I remember as a kid hearing about the Christian militiamen in Lebanon committing a massacre, and puzzling over their description as “Christian”. If you massacre people, you’re not a Christian, I thought. You’re far from being a Christian.

The same is true of the Norwegian terrorist who massacred some 75 people in Norway yesterday. He’s described as a fundamentalist Christian. But if you kill people like that, you’re definitely not a Christian.

The madman definitely is mad. Apparently he was angry about Muslim immigration into Norway. Most folks who are opposed to mass Muslim immigration into Western societies are concerned about the potential disruptive effects thereof, such as terrorist attacks. So this Norwegian madman commits a large-scale and unprecedented terrorist attack in his country, supposedly in protest of the disruptive effects that mass Muslim immigration would bring.

In protest of Norwegian girls being raped by immigrants, he slaughters Norwegian girls by the dozens.

Mad indeed.

Economics, Not Politics

Regarding Al Hunt’s article “Politics, Not Economics, Drives Anti-Tax Stand”, as Michael Boskin notes in today’s WSJ, we’re heading toward a 70 percent marginal tax rate.

Hey Al, if you have to give 70 percent of each additional dollar you earn to the government, would you be inclined to work for those extra dollars?

I didn’t think so. Neither would millions of other folks.

That’s economics. Not politics.

Such is what I wrote as a comment to Al Hunt’s article. I received a reply to my comment saying that the top tax rate was 90% under Eisenhower and 70% throughout the 50s and 60s. I replied, “Do you actually believe that people actually worked for dollars that were taxed at 90 percent? No one in their right mind would do so. So they found all kinds of schemes to avoid that tax. Pre-Reagan tax reform, the tax code was filled with lots of loopholes that enabled them to escape a 90 percent tax rate.

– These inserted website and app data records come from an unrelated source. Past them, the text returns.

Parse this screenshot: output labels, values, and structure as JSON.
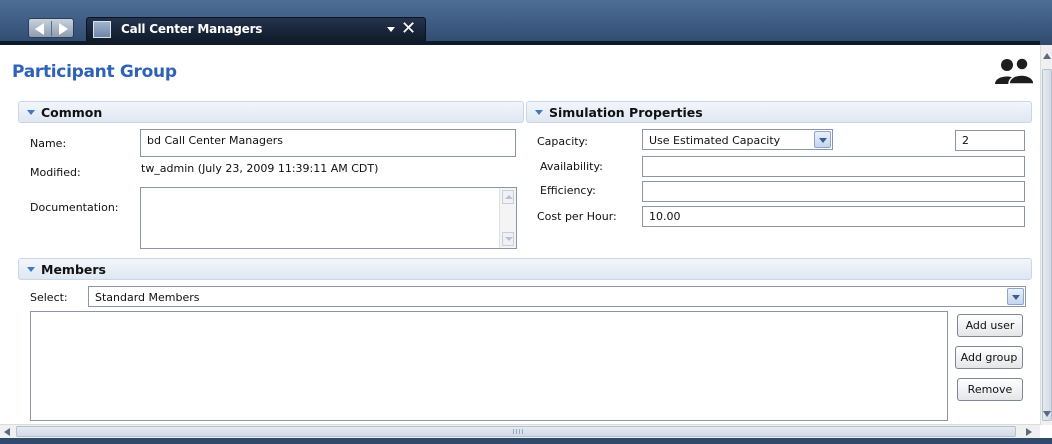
{
  "tab": {
    "title": "Call Center Managers"
  },
  "page": {
    "title": "Participant Group"
  },
  "common": {
    "header": "Common",
    "name_label": "Name:",
    "name_value": "bd Call Center Managers",
    "modified_label": "Modified:",
    "modified_value": "tw_admin (July 23, 2009 11:39:11 AM CDT)",
    "documentation_label": "Documentation:",
    "documentation_value": ""
  },
  "simulation": {
    "header": "Simulation Properties",
    "capacity_label": "Capacity:",
    "capacity_option": "Use Estimated Capacity",
    "capacity_value": "2",
    "availability_label": "Availability:",
    "availability_value": "",
    "efficiency_label": "Efficiency:",
    "efficiency_value": "",
    "cost_label": "Cost per Hour:",
    "cost_value": "10.00"
  },
  "members": {
    "header": "Members",
    "select_label": "Select:",
    "select_value": "Standard Members",
    "add_user": "Add user",
    "add_group": "Add group",
    "remove": "Remove"
  },
  "colors": {
    "title_blue": "#2f62b7",
    "header_bar": "#3d5b82",
    "section_bg": "#e4ebf5"
  },
  "icons": {
    "nav_back": "back-arrow-icon",
    "nav_forward": "forward-arrow-icon",
    "tab_icon": "group-icon",
    "close": "close-icon",
    "page_icon": "people-icon"
  }
}
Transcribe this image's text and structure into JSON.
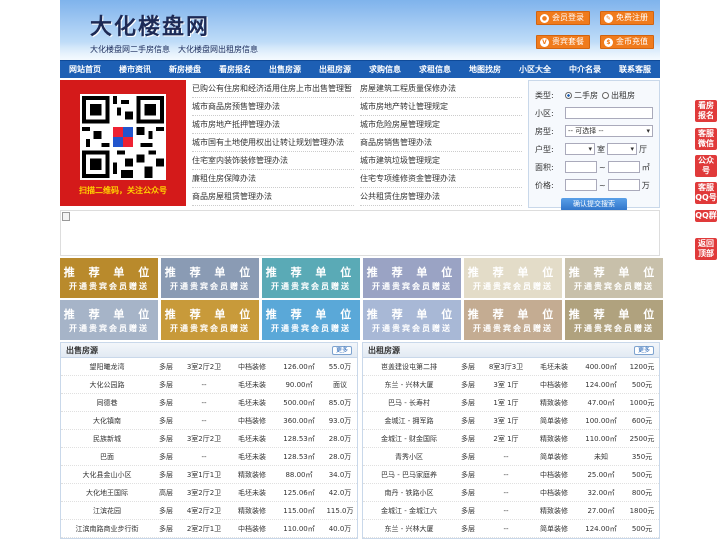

Either that, or they simply didn’t work for the additional dollars taxed at that rate. Hence the stagnation of the ’70s.

At least that commenter tried to use some logic and maturity in his comment. Another comment I got was more typical of leftists, i.e. just bombast, and devoid of facts. It read, “Your problem is that you blindly believe whatever you read on the WSJ editorial board. Like Murdochs other enterprises, it is a mindless and corrupt GOP marionette doll.”

So I replied to him (or her), “So you don’t think that we’re headed for a 70 percent marginal tax rate? OK, then prove it. Or, for you, wouldn’t a 70 percent tax rate on the rich be desirable? I’d be ecstatic at that prospect, if I were a rich-loathing leftie. Meantime, even for middle-class folks, the effective marginal tax rate is already near 50 percent. And it’s the marginal tax rate (i.e. the amount you’re taxed on each additional dollar you earn) that affects work incentives. Getting taxed so much that it’s not even worth it to work is a terrible thing indeed – even if it happens to the rich.”

Corporations are anything but “creatures of the state”

Bill Clinton recently said that in law school they’re taught that corporations are creatures of the state.

If that’s what they teach in law school, get your tuition money back.

To be a creature of the state means that you’re created by the state. The only corporations that are creatures of the state are companies like Fannie Mae and Freddie Mac, which were in fact set up by the state.

As for almost all other corporations, in most cases they got their start in someone’s garage or basement or home office and grew from there. They are creatures of the private-sector person or persons who started them. They weren’t set up by the state or by any government official in any way.

To be sure, the state can create a good climate for corporations, such as transportation infrastructure and enforcement of contracts, but all too often it also throws up obstacles along the way, like over-regulation, over-litigation, and excessive taxation.

Note to Bill Clinton and to law schools: with a very few exceptions, corporations are not creatures of (i.e. created by) the state in any way.